» What to produce: Lines that contain the string "Leadership" are the ones to list; copy all of them from the records.

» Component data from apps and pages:
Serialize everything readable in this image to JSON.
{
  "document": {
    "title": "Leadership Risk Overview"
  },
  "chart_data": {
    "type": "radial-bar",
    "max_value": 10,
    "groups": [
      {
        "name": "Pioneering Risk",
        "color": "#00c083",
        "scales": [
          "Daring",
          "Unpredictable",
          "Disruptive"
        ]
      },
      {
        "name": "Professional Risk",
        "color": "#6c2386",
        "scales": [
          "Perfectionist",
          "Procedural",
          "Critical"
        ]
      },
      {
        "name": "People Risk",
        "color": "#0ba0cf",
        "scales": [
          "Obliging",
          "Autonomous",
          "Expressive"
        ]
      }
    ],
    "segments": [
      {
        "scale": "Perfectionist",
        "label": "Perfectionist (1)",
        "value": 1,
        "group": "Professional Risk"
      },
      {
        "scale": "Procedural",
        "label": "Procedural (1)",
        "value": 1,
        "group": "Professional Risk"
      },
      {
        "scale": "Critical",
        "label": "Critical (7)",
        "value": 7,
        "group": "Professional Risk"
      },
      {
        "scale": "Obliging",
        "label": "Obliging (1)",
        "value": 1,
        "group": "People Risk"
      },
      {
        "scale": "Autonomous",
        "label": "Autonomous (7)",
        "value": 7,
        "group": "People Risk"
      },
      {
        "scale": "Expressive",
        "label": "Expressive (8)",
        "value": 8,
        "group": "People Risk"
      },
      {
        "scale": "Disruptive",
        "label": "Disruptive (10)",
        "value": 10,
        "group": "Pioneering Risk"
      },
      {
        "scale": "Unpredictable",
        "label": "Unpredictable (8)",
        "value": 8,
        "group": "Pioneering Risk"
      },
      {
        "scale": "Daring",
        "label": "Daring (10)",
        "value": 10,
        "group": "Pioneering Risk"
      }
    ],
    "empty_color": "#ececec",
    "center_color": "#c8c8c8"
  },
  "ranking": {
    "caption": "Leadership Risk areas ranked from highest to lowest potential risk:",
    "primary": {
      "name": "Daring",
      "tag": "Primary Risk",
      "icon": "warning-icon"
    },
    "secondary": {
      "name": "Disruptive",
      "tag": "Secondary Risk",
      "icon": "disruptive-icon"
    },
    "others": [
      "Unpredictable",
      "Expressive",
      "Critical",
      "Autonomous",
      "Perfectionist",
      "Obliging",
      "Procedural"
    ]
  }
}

» Response for this exercise:
    "title": "Leadership Risk Overview"
    "caption": "Leadership Risk areas ranked from highest to lowest potential risk:",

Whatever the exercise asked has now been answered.